ASSIGNED TASK: Copy all lines below containing "data".

[Opening INFORMATION SHOWN section]

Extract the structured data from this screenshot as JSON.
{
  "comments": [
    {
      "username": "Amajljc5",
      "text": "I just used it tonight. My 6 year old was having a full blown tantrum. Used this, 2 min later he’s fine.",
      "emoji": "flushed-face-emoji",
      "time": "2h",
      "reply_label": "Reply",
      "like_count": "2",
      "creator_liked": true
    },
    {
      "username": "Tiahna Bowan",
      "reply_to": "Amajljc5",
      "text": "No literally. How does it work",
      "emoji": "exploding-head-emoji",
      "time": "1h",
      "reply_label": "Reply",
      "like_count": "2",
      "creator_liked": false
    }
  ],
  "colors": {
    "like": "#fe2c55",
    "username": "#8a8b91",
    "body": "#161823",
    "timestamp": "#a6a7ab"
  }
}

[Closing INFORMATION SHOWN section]
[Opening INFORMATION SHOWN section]

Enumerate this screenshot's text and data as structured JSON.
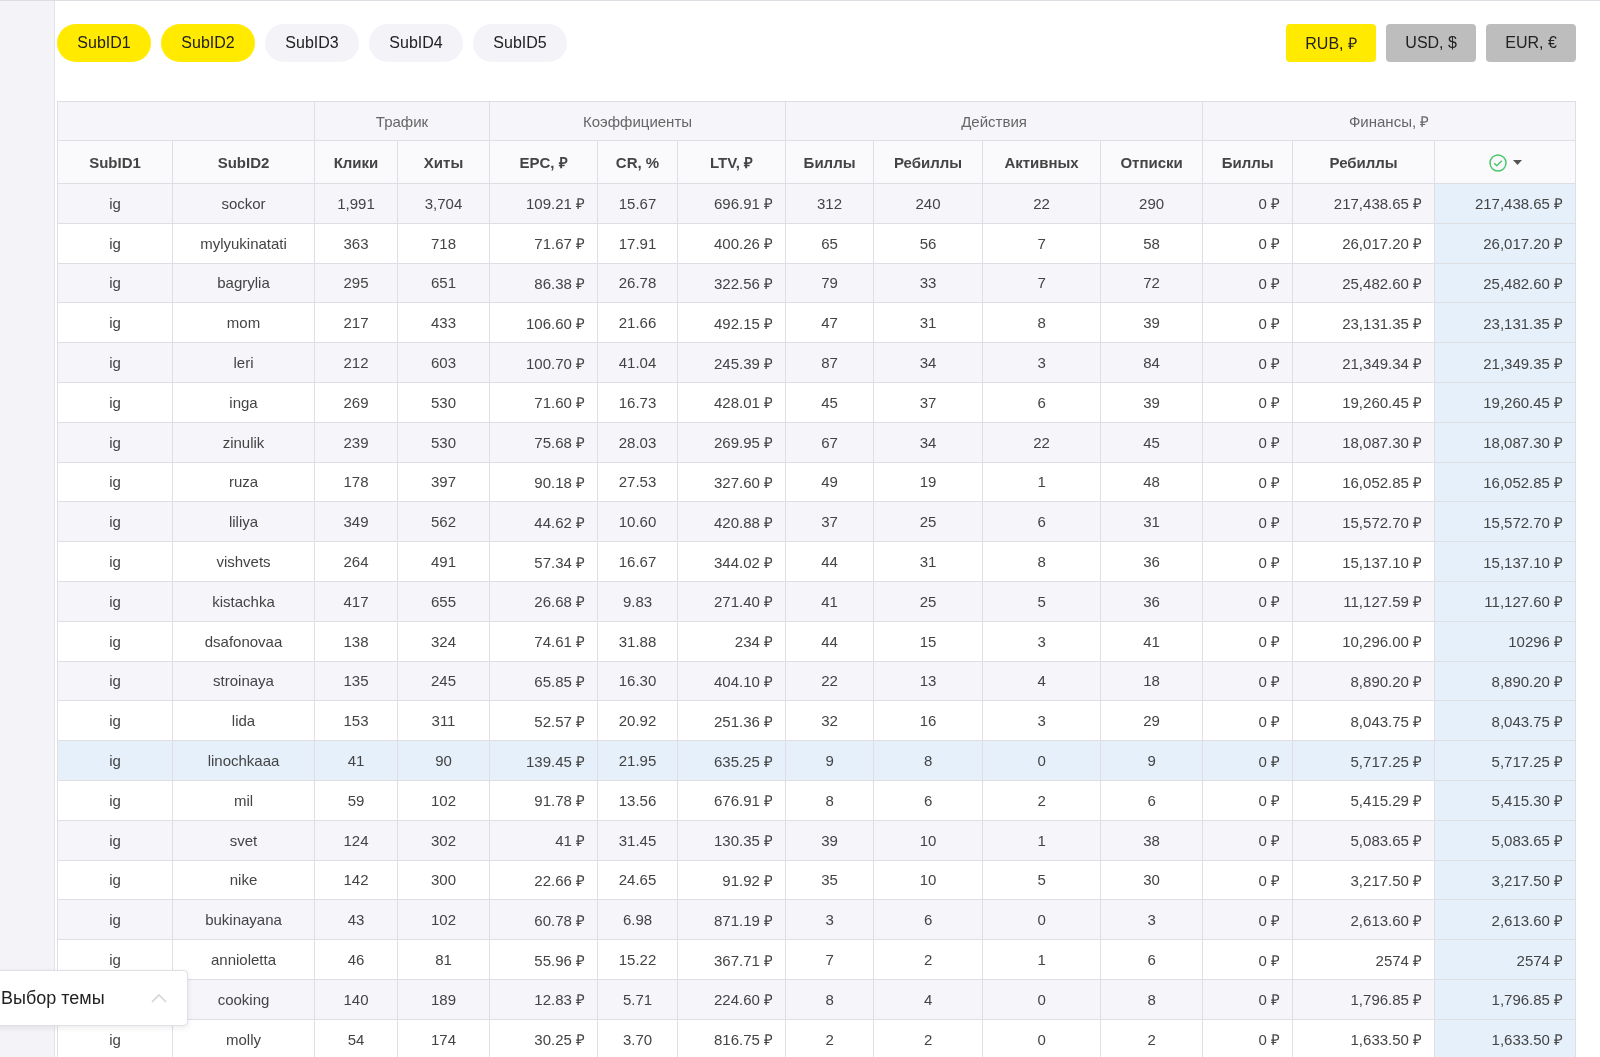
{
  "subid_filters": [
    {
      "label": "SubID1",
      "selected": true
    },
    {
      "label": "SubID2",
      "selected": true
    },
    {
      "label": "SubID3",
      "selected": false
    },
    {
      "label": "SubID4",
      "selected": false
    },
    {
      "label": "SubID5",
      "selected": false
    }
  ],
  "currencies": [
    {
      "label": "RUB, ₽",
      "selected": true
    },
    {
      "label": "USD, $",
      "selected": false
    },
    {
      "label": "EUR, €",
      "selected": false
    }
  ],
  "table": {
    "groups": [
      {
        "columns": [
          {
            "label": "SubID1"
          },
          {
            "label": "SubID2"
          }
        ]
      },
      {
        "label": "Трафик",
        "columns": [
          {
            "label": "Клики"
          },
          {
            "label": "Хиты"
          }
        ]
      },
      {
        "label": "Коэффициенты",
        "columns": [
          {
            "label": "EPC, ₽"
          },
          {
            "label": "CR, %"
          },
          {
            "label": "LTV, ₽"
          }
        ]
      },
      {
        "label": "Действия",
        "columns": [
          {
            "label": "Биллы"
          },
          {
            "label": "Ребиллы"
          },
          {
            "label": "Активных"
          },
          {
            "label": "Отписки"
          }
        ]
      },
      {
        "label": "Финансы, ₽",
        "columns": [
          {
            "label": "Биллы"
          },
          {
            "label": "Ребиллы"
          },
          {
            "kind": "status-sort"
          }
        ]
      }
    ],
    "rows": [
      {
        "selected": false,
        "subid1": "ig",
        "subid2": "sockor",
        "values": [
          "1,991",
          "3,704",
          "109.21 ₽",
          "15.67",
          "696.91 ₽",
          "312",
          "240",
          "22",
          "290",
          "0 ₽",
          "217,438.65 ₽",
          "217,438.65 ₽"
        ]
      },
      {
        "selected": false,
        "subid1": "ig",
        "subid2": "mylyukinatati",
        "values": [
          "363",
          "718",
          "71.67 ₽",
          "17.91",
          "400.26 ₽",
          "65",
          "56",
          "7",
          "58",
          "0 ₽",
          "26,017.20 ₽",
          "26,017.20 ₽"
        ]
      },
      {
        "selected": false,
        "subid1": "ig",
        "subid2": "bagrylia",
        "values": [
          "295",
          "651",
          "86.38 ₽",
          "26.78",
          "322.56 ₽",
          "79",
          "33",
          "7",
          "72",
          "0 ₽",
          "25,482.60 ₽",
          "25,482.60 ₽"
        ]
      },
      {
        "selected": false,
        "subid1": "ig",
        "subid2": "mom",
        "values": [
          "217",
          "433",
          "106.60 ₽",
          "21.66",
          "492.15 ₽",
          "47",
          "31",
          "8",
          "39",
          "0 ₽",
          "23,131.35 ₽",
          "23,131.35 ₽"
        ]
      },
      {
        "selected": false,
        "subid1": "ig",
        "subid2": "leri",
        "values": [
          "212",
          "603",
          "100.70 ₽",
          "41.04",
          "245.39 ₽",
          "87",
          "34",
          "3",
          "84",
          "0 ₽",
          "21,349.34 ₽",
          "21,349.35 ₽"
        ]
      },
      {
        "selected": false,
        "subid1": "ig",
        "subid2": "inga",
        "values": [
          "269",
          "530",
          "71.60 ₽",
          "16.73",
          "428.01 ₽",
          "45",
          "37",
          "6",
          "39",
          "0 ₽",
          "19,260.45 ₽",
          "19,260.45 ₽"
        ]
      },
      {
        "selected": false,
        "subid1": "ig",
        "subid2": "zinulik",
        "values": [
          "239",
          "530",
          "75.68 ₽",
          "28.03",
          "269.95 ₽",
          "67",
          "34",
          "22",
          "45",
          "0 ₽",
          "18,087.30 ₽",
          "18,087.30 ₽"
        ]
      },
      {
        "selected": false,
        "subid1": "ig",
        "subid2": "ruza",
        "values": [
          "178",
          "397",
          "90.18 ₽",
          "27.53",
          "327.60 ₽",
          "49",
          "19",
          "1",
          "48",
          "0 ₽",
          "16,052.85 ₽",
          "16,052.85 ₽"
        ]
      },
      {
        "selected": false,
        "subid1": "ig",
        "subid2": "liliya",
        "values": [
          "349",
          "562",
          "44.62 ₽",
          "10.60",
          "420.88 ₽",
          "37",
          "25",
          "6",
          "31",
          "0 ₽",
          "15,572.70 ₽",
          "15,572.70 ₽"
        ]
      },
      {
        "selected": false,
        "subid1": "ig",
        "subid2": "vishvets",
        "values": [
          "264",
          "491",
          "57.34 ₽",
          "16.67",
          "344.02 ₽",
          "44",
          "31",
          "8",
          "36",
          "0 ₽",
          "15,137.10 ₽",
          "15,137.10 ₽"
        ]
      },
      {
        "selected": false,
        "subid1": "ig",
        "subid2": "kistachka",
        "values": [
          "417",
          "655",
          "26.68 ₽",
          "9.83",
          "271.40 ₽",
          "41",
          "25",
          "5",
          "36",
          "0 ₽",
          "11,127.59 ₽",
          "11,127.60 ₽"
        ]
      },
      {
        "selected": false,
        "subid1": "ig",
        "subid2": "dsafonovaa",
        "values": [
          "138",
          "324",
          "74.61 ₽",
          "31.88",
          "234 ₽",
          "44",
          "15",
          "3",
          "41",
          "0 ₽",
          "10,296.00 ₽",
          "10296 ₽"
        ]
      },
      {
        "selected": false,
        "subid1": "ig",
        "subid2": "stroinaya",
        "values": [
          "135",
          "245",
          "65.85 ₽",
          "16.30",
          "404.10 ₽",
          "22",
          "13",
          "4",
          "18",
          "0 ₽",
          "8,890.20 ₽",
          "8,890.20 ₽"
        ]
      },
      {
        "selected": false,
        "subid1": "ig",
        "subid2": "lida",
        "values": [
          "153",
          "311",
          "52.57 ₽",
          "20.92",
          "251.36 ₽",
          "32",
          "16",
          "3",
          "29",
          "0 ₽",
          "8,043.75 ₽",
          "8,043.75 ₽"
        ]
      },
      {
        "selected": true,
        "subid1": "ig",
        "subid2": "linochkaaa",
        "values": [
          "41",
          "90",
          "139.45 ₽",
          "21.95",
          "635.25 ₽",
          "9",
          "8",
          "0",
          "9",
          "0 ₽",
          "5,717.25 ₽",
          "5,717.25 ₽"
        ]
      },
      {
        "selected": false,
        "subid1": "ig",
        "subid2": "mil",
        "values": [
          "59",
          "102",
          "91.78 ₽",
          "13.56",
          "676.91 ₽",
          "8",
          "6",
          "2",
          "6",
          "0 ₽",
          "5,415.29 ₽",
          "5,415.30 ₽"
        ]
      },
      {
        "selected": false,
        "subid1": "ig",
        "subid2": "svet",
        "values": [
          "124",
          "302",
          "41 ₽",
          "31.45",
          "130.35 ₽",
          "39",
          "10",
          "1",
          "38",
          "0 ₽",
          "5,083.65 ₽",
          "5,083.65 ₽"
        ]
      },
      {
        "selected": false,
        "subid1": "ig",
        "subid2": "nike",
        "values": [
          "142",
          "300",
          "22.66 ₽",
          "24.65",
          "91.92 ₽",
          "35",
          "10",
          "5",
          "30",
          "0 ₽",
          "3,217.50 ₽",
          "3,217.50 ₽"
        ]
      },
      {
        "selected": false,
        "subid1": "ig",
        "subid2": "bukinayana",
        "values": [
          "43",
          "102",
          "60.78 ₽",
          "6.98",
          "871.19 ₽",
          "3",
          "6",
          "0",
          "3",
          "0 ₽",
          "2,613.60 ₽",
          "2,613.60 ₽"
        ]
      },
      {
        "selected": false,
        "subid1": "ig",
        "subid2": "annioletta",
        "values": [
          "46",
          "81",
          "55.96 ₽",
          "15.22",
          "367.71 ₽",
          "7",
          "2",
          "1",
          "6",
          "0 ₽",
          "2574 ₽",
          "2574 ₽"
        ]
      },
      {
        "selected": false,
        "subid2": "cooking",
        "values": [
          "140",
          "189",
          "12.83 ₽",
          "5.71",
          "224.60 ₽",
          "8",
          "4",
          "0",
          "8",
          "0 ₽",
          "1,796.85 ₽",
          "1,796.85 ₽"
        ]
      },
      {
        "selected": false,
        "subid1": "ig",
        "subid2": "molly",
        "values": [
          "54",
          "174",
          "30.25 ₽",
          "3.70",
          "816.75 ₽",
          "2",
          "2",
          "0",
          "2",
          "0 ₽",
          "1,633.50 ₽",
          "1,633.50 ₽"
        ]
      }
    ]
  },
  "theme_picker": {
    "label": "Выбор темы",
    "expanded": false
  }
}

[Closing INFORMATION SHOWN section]

REPLY TO THE EXERCISE:
Extract the structured data from this screenshot as JSON.
Enumerate this screenshot's text and data as structured JSON.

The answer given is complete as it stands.